START RECORD EXTRACTS
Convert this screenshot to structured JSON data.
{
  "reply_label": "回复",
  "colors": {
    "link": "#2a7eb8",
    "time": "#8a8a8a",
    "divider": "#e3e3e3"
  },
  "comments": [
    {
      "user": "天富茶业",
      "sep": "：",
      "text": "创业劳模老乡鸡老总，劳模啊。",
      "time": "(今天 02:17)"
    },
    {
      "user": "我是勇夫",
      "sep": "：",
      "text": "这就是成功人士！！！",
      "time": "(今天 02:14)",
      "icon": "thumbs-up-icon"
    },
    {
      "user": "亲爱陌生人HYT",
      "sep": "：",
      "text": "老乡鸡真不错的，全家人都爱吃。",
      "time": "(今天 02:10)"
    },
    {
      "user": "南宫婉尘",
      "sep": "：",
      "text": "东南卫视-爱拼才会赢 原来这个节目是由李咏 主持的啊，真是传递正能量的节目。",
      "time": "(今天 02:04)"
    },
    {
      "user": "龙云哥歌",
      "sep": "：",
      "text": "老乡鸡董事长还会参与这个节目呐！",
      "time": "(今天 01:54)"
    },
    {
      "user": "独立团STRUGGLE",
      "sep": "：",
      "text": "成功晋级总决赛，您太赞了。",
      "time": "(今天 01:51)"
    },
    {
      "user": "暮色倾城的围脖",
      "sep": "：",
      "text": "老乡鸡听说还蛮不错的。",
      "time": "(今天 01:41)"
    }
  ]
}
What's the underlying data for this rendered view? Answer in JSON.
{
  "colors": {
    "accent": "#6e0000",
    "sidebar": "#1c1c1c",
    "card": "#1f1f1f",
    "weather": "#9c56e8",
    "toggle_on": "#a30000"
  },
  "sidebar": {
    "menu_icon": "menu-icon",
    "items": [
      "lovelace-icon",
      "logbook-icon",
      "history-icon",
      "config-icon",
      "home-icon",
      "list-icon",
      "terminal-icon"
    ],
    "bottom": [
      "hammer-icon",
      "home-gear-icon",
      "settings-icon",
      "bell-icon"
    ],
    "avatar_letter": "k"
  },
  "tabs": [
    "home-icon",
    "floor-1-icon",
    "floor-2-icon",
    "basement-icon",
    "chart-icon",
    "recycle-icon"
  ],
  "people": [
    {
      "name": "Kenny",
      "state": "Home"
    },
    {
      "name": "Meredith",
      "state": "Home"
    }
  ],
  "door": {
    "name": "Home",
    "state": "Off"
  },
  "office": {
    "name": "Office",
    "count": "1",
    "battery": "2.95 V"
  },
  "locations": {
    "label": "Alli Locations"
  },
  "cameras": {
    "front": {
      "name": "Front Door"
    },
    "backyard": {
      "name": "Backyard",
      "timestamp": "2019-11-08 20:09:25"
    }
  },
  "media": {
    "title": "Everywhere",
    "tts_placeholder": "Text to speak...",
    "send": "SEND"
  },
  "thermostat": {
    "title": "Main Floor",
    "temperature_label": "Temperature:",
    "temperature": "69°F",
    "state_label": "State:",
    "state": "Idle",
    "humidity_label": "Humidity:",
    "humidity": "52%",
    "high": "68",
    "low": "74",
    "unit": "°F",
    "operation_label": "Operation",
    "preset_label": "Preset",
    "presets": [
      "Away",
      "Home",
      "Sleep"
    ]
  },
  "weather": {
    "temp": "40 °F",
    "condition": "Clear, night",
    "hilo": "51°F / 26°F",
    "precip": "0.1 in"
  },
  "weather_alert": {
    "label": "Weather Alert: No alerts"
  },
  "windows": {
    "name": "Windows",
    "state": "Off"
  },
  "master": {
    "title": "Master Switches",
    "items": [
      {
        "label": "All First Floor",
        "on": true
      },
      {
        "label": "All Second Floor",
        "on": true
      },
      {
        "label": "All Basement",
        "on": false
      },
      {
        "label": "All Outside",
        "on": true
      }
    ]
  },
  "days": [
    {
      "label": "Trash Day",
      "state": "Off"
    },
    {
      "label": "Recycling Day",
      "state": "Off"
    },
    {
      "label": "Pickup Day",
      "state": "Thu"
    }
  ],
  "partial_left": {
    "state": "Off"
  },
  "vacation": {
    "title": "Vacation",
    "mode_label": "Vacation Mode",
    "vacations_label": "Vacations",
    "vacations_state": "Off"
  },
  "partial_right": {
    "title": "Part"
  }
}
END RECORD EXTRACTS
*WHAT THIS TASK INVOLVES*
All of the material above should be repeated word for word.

*ANSWER TO THE EXERCISE*
Convert this screenshot to structured JSON data.
{
  "reply_label": "回复",
  "colors": {
    "link": "#2a7eb8",
    "time": "#8a8a8a",
    "divider": "#e3e3e3"
  },
  "comments": [
    {
      "user": "天富茶业",
      "sep": "：",
      "text": "创业劳模老乡鸡老总，劳模啊。",
      "time": "(今天 02:17)"
    },
    {
      "user": "我是勇夫",
      "sep": "：",
      "text": "这就是成功人士！！！",
      "time": "(今天 02:14)",
      "icon": "thumbs-up-icon"
    },
    {
      "user": "亲爱陌生人HYT",
      "sep": "：",
      "text": "老乡鸡真不错的，全家人都爱吃。",
      "time": "(今天 02:10)"
    },
    {
      "user": "南宫婉尘",
      "sep": "：",
      "text": "东南卫视-爱拼才会赢 原来这个节目是由李咏 主持的啊，真是传递正能量的节目。",
      "time": "(今天 02:04)"
    },
    {
      "user": "龙云哥歌",
      "sep": "：",
      "text": "老乡鸡董事长还会参与这个节目呐！",
      "time": "(今天 01:54)"
    },
    {
      "user": "独立团STRUGGLE",
      "sep": "：",
      "text": "成功晋级总决赛，您太赞了。",
      "time": "(今天 01:51)"
    },
    {
      "user": "暮色倾城的围脖",
      "sep": "：",
      "text": "老乡鸡听说还蛮不错的。",
      "time": "(今天 01:41)"
    }
  ]
}
What's the underlying data for this rendered view? Answer in JSON.
{
  "colors": {
    "accent": "#6e0000",
    "sidebar": "#1c1c1c",
    "card": "#1f1f1f",
    "weather": "#9c56e8",
    "toggle_on": "#a30000"
  },
  "sidebar": {
    "menu_icon": "menu-icon",
    "items": [
      "lovelace-icon",
      "logbook-icon",
      "history-icon",
      "config-icon",
      "home-icon",
      "list-icon",
      "terminal-icon"
    ],
    "bottom": [
      "hammer-icon",
      "home-gear-icon",
      "settings-icon",
      "bell-icon"
    ],
    "avatar_letter": "k"
  },
  "tabs": [
    "home-icon",
    "floor-1-icon",
    "floor-2-icon",
    "basement-icon",
    "chart-icon",
    "recycle-icon"
  ],
  "people": [
    {
      "name": "Kenny",
      "state": "Home"
    },
    {
      "name": "Meredith",
      "state": "Home"
    }
  ],
  "door": {
    "name": "Home",
    "state": "Off"
  },
  "office": {
    "name": "Office",
    "count": "1",
    "battery": "2.95 V"
  },
  "locations": {
    "label": "Alli Locations"
  },
  "cameras": {
    "front": {
      "name": "Front Door"
    },
    "backyard": {
      "name": "Backyard",
      "timestamp": "2019-11-08 20:09:25"
    }
  },
  "media": {
    "title": "Everywhere",
    "tts_placeholder": "Text to speak...",
    "send": "SEND"
  },
  "thermostat": {
    "title": "Main Floor",
    "temperature_label": "Temperature:",
    "temperature": "69°F",
    "state_label": "State:",
    "state": "Idle",
    "humidity_label": "Humidity:",
    "humidity": "52%",
    "high": "68",
    "low": "74",
    "unit": "°F",
    "operation_label": "Operation",
    "preset_label": "Preset",
    "presets": [
      "Away",
      "Home",
      "Sleep"
    ]
  },
  "weather": {
    "temp": "40 °F",
    "condition": "Clear, night",
    "hilo": "51°F / 26°F",
    "precip": "0.1 in"
  },
  "weather_alert": {
    "label": "Weather Alert: No alerts"
  },
  "windows": {
    "name": "Windows",
    "state": "Off"
  },
  "master": {
    "title": "Master Switches",
    "items": [
      {
        "label": "All First Floor",
        "on": true
      },
      {
        "label": "All Second Floor",
        "on": true
      },
      {
        "label": "All Basement",
        "on": false
      },
      {
        "label": "All Outside",
        "on": true
      }
    ]
  },
  "days": [
    {
      "label": "Trash Day",
      "state": "Off"
    },
    {
      "label": "Recycling Day",
      "state": "Off"
    },
    {
      "label": "Pickup Day",
      "state": "Thu"
    }
  ],
  "partial_left": {
    "state": "Off"
  },
  "vacation": {
    "title": "Vacation",
    "mode_label": "Vacation Mode",
    "vacations_label": "Vacations",
    "vacations_state": "Off"
  },
  "partial_right": {
    "title": "Part"
  }
}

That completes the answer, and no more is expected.